(Task input)

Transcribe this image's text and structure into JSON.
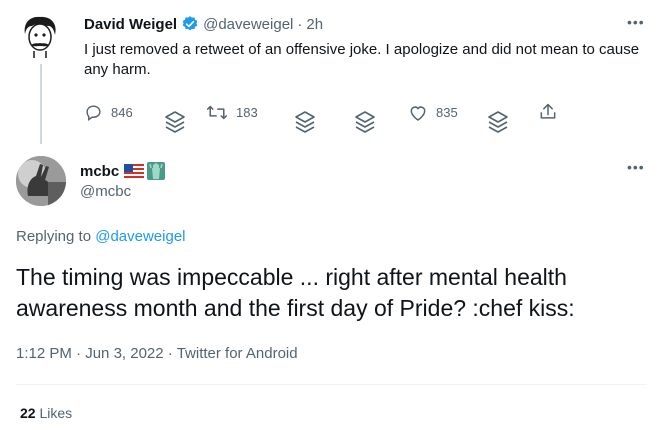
{
  "quoted_tweet": {
    "author_name": "David Weigel",
    "handle": "@daveweigel",
    "separator": "·",
    "time": "2h",
    "text": "I just removed a retweet of an offensive joke. I apologize and did not mean to cause any harm.",
    "reply_count": "846",
    "retweet_count": "183",
    "like_count": "835",
    "verified_color": "#1d9bf0"
  },
  "reply_tweet": {
    "author_name": "mcbc",
    "handle": "@mcbc",
    "name_emojis": [
      "flag-us-icon",
      "statue-of-liberty-icon"
    ],
    "replying_prefix": "Replying to",
    "replying_to": "@daveweigel",
    "text": "The timing was impeccable ... right after mental health awareness month and the first day of Pride? :chef kiss:",
    "time": "1:12 PM",
    "date": "Jun 3, 2022",
    "source": "Twitter for Android",
    "likes_count": "22",
    "likes_label": "Likes"
  },
  "colors": {
    "accent": "#1d9bf0",
    "text_primary": "#0f1419",
    "text_secondary": "#536471",
    "border": "#eff3f4"
  }
}
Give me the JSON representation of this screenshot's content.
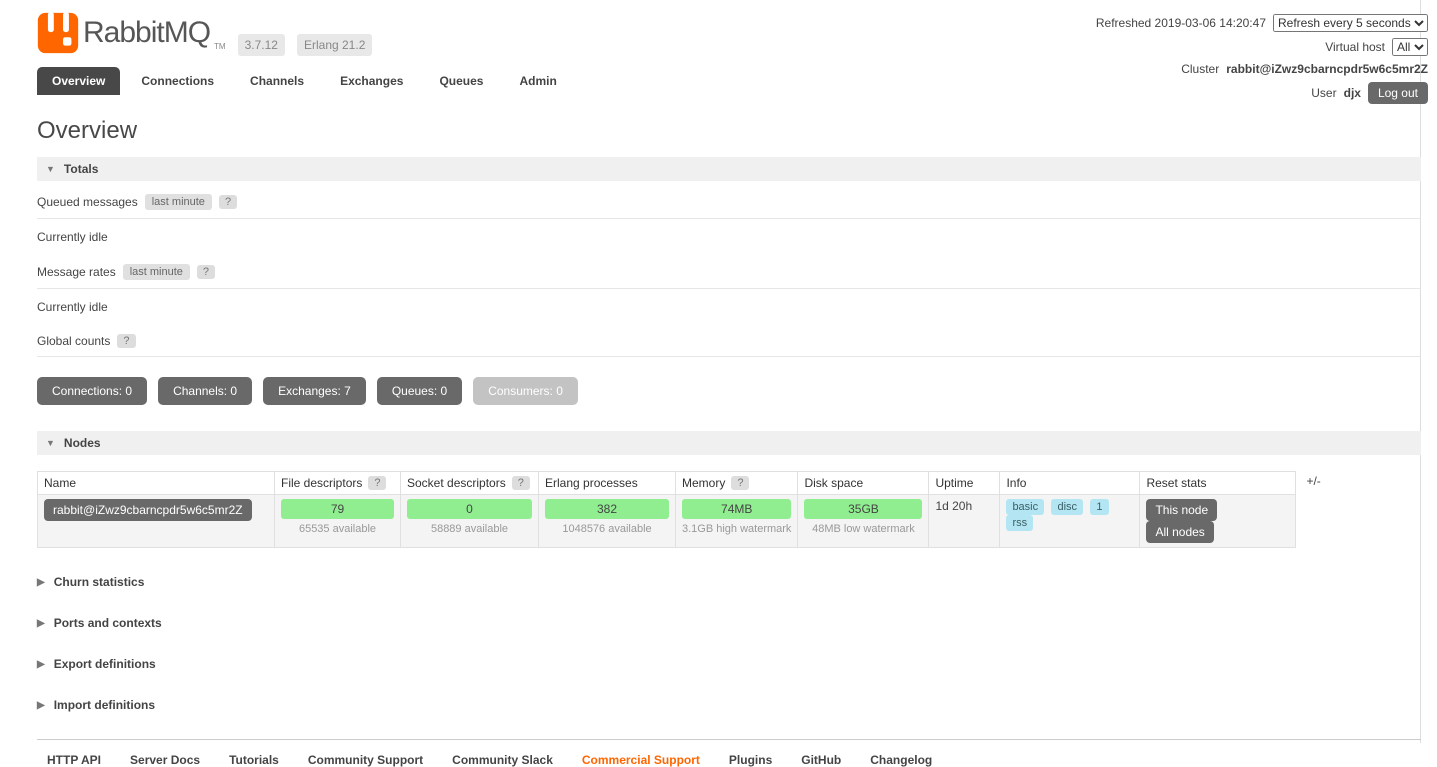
{
  "header": {
    "logo": {
      "brand": "RabbitMQ",
      "tm": "TM",
      "version_badge": "3.7.12",
      "erlang_badge": "Erlang 21.2"
    },
    "refresh": {
      "label": "Refreshed 2019-03-06 14:20:47",
      "selected": "Refresh every 5 seconds"
    },
    "vhost": {
      "label": "Virtual host",
      "selected": "All"
    },
    "cluster": {
      "label": "Cluster",
      "value": "rabbit@iZwz9cbarncpdr5w6c5mr2Z"
    },
    "user": {
      "label": "User",
      "value": "djx",
      "logout_label": "Log out"
    }
  },
  "tabs": [
    {
      "label": "Overview",
      "active": true
    },
    {
      "label": "Connections",
      "active": false
    },
    {
      "label": "Channels",
      "active": false
    },
    {
      "label": "Exchanges",
      "active": false
    },
    {
      "label": "Queues",
      "active": false
    },
    {
      "label": "Admin",
      "active": false
    }
  ],
  "page": {
    "title": "Overview"
  },
  "icons": {
    "collapse": "▼",
    "expand": "▶"
  },
  "totals": {
    "section_title": "Totals",
    "queued_messages": {
      "label": "Queued messages",
      "badge": "last minute",
      "help": "?",
      "status": "Currently idle"
    },
    "message_rates": {
      "label": "Message rates",
      "badge": "last minute",
      "help": "?",
      "status": "Currently idle"
    },
    "global_counts": {
      "label": "Global counts",
      "help": "?"
    },
    "count_buttons": [
      {
        "label": "Connections: 0",
        "enabled": true
      },
      {
        "label": "Channels: 0",
        "enabled": true
      },
      {
        "label": "Exchanges: 7",
        "enabled": true
      },
      {
        "label": "Queues: 0",
        "enabled": true
      },
      {
        "label": "Consumers: 0",
        "enabled": false
      }
    ]
  },
  "nodes": {
    "section_title": "Nodes",
    "columns": [
      {
        "label": "Name"
      },
      {
        "label": "File descriptors",
        "help": "?"
      },
      {
        "label": "Socket descriptors",
        "help": "?"
      },
      {
        "label": "Erlang processes"
      },
      {
        "label": "Memory",
        "help": "?"
      },
      {
        "label": "Disk space"
      },
      {
        "label": "Uptime"
      },
      {
        "label": "Info"
      },
      {
        "label": "Reset stats"
      }
    ],
    "row": {
      "name": "rabbit@iZwz9cbarncpdr5w6c5mr2Z",
      "file_descriptors": {
        "used": "79",
        "available": "65535 available"
      },
      "socket_descriptors": {
        "used": "0",
        "available": "58889 available"
      },
      "erlang_processes": {
        "used": "382",
        "available": "1048576 available"
      },
      "memory": {
        "used": "74MB",
        "detail": "3.1GB high watermark"
      },
      "disk_space": {
        "used": "35GB",
        "detail": "48MB low watermark"
      },
      "uptime": "1d 20h",
      "info_badges": [
        "basic",
        "disc",
        "1",
        "rss"
      ],
      "reset_buttons": [
        "This node",
        "All nodes"
      ]
    },
    "plus_minus": "+/-"
  },
  "collapsed_sections": [
    {
      "label": "Churn statistics"
    },
    {
      "label": "Ports and contexts"
    },
    {
      "label": "Export definitions"
    },
    {
      "label": "Import definitions"
    }
  ],
  "footer": {
    "links": [
      {
        "label": "HTTP API",
        "highlight": false
      },
      {
        "label": "Server Docs",
        "highlight": false
      },
      {
        "label": "Tutorials",
        "highlight": false
      },
      {
        "label": "Community Support",
        "highlight": false
      },
      {
        "label": "Community Slack",
        "highlight": false
      },
      {
        "label": "Commercial Support",
        "highlight": true
      },
      {
        "label": "Plugins",
        "highlight": false
      },
      {
        "label": "GitHub",
        "highlight": false
      },
      {
        "label": "Changelog",
        "highlight": false
      }
    ]
  },
  "colors": {
    "accent_orange": "#ff6600",
    "green_bar": "#90ee90",
    "dark_button": "#696969",
    "info_badge_blue": "#b3e6f2"
  }
}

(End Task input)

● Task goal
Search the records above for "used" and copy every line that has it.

● Task result
        "used": "79",
        "used": "0",
        "used": "382",
        "used": "74MB",
        "used": "35GB",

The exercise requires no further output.